As a result, government interventions were initiated, “which left us in the situation we’re in today—with constantly increasing overhead and decreasing reimbursement,” he said.

“It was about being inclusive”
During his presidency, Robert E. Wells, MD (1981-1982), sought to make Academy leadership more inclusive.

“At that time, the nomination process for committee members consisted of the chairman standing up at a meeting and taking nominations from the audience,” he recalled.

Once one nominee per position had been reached, nominations were closed.

“I wanted to get as many nominees as we could,” he said. “It was about being inclusive.”
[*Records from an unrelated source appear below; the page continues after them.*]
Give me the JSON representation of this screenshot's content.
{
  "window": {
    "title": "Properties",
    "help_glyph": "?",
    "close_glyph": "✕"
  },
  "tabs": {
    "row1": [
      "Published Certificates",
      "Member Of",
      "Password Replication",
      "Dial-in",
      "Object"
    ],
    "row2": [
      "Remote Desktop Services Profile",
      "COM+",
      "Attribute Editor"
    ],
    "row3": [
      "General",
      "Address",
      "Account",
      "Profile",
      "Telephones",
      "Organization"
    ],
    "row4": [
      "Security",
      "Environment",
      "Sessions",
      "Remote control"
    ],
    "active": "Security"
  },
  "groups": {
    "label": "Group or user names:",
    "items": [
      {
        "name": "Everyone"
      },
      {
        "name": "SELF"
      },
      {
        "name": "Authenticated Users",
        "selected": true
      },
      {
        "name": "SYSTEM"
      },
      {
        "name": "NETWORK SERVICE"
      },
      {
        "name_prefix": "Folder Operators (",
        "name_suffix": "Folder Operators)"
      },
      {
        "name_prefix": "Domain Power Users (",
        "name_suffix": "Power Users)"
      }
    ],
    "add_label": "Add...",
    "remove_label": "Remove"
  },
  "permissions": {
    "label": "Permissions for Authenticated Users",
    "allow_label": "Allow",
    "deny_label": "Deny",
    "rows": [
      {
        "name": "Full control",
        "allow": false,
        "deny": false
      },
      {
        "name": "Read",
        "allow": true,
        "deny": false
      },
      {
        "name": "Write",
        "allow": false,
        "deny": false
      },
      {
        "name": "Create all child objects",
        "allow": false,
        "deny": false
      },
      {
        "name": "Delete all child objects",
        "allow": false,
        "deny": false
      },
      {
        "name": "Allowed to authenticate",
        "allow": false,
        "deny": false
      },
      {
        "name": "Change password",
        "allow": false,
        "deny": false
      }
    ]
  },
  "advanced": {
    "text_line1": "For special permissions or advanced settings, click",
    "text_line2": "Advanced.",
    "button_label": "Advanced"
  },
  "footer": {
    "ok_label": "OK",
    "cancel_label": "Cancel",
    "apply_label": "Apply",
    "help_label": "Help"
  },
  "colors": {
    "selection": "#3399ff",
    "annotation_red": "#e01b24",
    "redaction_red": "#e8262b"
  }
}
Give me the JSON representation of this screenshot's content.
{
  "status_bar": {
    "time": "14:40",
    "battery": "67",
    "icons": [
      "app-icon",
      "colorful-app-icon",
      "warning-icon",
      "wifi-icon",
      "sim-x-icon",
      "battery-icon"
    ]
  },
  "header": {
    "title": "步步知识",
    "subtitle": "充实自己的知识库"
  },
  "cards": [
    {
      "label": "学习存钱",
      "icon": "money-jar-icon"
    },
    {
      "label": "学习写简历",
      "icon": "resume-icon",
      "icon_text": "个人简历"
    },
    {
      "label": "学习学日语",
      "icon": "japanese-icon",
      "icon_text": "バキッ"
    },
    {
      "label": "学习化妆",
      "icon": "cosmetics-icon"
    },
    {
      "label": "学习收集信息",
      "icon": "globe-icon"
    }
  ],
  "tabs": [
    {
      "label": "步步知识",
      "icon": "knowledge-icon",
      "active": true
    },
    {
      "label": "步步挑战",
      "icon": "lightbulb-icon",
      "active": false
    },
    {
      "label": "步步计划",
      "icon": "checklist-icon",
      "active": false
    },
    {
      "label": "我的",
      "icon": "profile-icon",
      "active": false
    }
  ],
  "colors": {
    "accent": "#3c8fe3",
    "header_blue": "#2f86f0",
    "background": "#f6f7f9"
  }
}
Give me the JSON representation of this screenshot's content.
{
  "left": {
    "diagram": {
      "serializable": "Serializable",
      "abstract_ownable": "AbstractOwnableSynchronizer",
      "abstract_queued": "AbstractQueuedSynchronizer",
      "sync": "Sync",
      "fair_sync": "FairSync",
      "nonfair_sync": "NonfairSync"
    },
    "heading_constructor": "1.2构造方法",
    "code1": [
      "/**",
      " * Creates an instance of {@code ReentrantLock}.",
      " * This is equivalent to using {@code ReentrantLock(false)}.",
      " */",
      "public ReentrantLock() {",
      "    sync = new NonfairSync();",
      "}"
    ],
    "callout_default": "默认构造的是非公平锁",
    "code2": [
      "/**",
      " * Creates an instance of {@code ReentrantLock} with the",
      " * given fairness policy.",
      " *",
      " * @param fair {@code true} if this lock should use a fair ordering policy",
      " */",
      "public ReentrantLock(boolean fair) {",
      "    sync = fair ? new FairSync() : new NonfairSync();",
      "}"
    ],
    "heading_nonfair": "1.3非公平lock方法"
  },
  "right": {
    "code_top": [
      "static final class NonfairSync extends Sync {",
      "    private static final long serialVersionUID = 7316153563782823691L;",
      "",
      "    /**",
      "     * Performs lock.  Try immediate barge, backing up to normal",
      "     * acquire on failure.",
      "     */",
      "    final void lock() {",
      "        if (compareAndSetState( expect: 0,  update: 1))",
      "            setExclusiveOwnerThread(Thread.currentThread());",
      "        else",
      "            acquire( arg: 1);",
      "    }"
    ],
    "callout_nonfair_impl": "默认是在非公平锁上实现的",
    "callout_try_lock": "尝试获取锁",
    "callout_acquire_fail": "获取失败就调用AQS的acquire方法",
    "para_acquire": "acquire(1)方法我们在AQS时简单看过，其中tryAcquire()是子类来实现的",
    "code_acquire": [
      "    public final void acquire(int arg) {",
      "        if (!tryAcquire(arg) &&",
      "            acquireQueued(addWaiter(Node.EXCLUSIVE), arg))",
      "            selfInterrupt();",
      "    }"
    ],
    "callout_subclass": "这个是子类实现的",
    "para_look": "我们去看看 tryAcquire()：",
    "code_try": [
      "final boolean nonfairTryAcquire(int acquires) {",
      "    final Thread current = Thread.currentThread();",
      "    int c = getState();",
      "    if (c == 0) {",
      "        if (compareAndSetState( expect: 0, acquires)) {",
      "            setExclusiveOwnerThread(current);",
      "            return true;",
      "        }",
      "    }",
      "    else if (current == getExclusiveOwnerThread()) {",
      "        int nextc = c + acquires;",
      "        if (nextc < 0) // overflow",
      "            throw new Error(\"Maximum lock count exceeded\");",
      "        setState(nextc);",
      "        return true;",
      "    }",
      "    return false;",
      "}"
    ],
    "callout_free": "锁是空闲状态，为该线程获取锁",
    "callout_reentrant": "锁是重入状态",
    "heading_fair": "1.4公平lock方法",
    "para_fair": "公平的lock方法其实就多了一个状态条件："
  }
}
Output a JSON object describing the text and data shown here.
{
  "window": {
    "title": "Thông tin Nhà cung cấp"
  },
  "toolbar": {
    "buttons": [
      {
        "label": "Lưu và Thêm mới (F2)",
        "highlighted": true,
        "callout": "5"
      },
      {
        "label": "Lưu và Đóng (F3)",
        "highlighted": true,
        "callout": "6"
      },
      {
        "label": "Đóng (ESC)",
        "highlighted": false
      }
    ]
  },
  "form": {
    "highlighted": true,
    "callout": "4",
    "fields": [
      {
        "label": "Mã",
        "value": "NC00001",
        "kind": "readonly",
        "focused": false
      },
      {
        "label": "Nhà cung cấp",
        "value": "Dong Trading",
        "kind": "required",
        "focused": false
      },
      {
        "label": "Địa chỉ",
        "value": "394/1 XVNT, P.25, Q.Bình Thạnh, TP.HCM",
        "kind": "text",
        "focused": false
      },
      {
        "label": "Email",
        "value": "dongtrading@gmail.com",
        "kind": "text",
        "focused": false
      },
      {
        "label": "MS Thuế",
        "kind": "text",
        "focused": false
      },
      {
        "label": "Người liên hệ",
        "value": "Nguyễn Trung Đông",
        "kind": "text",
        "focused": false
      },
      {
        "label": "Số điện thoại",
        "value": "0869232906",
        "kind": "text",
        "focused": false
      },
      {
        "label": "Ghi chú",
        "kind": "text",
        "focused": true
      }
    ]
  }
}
Kenneth E. De Haven, MD (1996-1997), distinctly recalls this act of leadership by Dr. Wells.

“Back then, the nominating process could be ‘stacked,’” Dr. De Haven explained. “One group could arrange to have people stationed at the microphones first to make sure ‘their’ people were nominated.”

Dr. Wells changed the process so that nominations would remain open as long as people were still standing at the microphones.

Calling this a “singular moment of excellent leadership,” Dr. De Haven said it brought about a significant change in the composition of committees and other AAOS bodies without requiring a bylaws change.

The private practitioner
Bernard A. Rineberg, MD
(1993-1994), worked to convince AAOS leadership to recognize the need for involving nonacademic surgeons in the Academy.

AAOS leadership was then composed almost entirely of academic surgeons who didn’t understand the small business aspects of orthopaedic private practice, Dr. Rineberg said.

Bernard A. Rineberg, MD

The 501(c)(6) controversy
Both James W. Strickland, MD (1995-1996), and James D. Heckman, MD (1998-1999), cited the creation of a 501(c)(6) organization as one of their biggest challenges.

James W. Strickland, MD

“I felt strongly that it would be improper to resolve such a critically important issue by a single vote,” he said.

Another 2 years of study, debate, and discussion would pass before the Board voted unanimously to establish a 501(c)(6) organization.

“Changes to the tax code made the creation of an independent 501(c)(6) essential during my term,” Dr. Heckman said. “By establishing a parallel membership organization—the American Association of Orthopaedic Surgeons—we could continue to be actively engaged in the health policy and practice arena while maintaining the Academy’s 501(c)(3) status as an educational organization.”

Carolyn Rogers is a staff writer for AAOSNow. She can be reached at rogers@aaos.org